New Sustainable Business Model for Low-Volume Car ManufacturingTue 28th Apr 2015
Mass car production is the world’s largest manufacturing sector, yet its historical development is poorly understood. Research undertaken by Cardiff Business School’s Paul Nieuwenhuis and Peter Wells has addressed this gap in industry knowledge, leading to a new understanding of the nature of economies of scale in the automotive industry. As a result it is now understood, particularly in Europe and North America, how low-volume car manufacturing can be economically feasible, while mass car production profitability is under pressure. Building on this knowledge, a new business model for more sustainable low-volume car making, Micro Factory Retailing (MFR), was developed. This model has benefited a number of low volume UK car makers – e.g. Morgan, Gordon Murray, and Axon – as well as car manufacturers elsewhere, including Local Motors in the US.
Research focused on two areas: a reassessment of the historical development of mass car production and new business models. Through engaged scholarship with industry – involving Alcan, Corus and GE Plastics, amongst others – the research identified the importance of the all-steel body in the economics of mass car manufacturing. Historical research led to an appreciation of the importance of the work of Edward G. Budd to the innovations that introduced this technology. For example, Henry Ford, seen hitherto as the father of mass car production, was unable to mass-produce car bodies for the Model T. Budd’s innovations allowed the mass production, for the first time, of complete cars, albeit at a very high investment cost which came to determine the economics of mass car manufacturing. Thus ‘Buddism’ was coined for the current mass manufacturing model, a term which is gaining increasing currency. Later work on this theme was carried out from 2001 and focused particularly on the US and France where manufacturers such as Dodge and Citroën pioneered these technologies enabling the spread of this paradigm. Publications in 1997 and 2003 led to a series of invitations to speak on this new understanding at industry conferences, while a number of academic conference papers started the dissemination among academics.
Alongside new understandings of the historical development of mass car production, new insights were also developed into the economics of low volume car production. Early beneficiaries of these new insights include the Morgan Motor Company, which had been categorised as operating an inviable business model by consultants, being steeped in mass production but lacking the insights contributed by our work. Parallel work on business sustainability combined with this new understanding of the economics of low-volume car production then led to the development of a new business model for this method of manufacturing.
Benefits and impacts
This Micro Factory Retailing (MFR) concept shows how an integrated business model, combining assembly – based on post-Budd modular car concepts – with retail, service, repair and upgrading, can enhance customer-focus and market responsiveness. Additional advantages are:

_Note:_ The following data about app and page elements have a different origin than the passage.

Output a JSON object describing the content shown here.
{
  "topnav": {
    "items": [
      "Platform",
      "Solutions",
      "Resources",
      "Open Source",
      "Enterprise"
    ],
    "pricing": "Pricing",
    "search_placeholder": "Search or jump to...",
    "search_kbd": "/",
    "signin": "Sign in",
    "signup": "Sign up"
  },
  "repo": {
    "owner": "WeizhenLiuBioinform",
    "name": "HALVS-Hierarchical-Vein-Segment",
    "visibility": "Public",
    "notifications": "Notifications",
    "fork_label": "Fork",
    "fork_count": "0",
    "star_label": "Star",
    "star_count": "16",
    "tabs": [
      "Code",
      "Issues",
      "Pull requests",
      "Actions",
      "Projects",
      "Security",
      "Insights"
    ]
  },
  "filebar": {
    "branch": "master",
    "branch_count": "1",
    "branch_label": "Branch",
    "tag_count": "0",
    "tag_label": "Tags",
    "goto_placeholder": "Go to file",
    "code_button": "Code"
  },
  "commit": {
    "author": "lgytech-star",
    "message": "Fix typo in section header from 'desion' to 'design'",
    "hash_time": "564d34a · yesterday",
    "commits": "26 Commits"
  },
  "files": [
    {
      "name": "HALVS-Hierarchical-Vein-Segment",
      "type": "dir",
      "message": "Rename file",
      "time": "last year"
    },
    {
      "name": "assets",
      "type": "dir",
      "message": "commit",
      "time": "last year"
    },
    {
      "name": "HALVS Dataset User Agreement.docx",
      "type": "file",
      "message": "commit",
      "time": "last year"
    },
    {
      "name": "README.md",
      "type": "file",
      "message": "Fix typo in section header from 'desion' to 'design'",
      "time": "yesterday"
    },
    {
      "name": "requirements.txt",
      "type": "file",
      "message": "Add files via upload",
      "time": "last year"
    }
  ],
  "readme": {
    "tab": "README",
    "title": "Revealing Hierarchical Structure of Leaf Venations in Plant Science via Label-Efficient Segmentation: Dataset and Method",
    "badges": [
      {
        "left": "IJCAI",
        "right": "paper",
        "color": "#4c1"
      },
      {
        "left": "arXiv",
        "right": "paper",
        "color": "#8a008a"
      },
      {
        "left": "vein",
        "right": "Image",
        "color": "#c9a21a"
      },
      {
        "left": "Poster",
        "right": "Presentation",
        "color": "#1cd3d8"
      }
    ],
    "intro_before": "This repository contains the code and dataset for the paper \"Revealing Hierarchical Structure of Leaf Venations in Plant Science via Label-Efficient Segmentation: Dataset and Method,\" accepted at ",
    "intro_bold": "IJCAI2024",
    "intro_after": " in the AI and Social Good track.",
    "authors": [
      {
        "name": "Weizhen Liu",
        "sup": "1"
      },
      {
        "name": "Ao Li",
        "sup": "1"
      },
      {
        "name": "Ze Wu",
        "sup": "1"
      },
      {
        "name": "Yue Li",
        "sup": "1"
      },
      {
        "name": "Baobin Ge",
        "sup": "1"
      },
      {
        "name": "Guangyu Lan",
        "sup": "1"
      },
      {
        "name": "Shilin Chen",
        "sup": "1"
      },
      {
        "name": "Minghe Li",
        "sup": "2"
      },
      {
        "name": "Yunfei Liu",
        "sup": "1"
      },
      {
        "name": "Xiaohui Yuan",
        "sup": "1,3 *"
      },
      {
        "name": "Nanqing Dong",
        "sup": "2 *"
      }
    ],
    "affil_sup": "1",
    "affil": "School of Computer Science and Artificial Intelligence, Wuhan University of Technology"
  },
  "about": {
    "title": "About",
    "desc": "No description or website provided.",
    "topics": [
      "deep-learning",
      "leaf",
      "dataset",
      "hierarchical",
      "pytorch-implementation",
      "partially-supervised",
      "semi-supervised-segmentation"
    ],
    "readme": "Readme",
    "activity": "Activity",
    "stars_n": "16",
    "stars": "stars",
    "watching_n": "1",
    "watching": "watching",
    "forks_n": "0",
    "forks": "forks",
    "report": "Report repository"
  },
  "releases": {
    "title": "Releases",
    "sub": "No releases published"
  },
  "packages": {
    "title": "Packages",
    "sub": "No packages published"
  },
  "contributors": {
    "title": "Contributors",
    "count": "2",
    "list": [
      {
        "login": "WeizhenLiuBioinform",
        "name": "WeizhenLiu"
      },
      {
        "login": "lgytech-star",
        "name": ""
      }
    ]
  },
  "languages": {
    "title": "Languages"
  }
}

- Eliminates waste and over-production, making it more sustainable both economically and environmentally
- Lower overall costs
- Provides greater job content and enhanced employment, greater integration in local economies,
- Reduces impacts of plant closures, rendering it more socially sustainable
This latter aspect of the research has had considerable impact on the work of Gordon Murray Design (GMD), a design and engineering consultancy led by its former McLaren Formula 1 designer namesake. GMD has developed a light-weight more sustainable concept car, the T25, and an electric version, the T27, currently the most efficient electric vehicle in the UK. This car is linked with a business model that draws heavily on the MFR concept, and Nieuwenhuis and Wells were invited to join GMD’s external advisory committee in 2010.
The ‘Buddist’ model was particularly appealing to low volume car manufacturers, with the Morgan Motor Company being a notable beneficiary of the insights of Nieuwenhuis and Wells’ work.
Nieuwenhuis, P. (2014) Sustainable Automobility; understanding the Car as a Natural System, Cheltenham: Edward Elgar.Nieuwenhuis P & P Wells (2003), The Automotive Industry and the Environment – A technical, business and social future, Cambridge: Woodhead ISBN 1 85573 713 2 and Boca Raton FL: CRC Press ISBN 0-8493- 2072-0.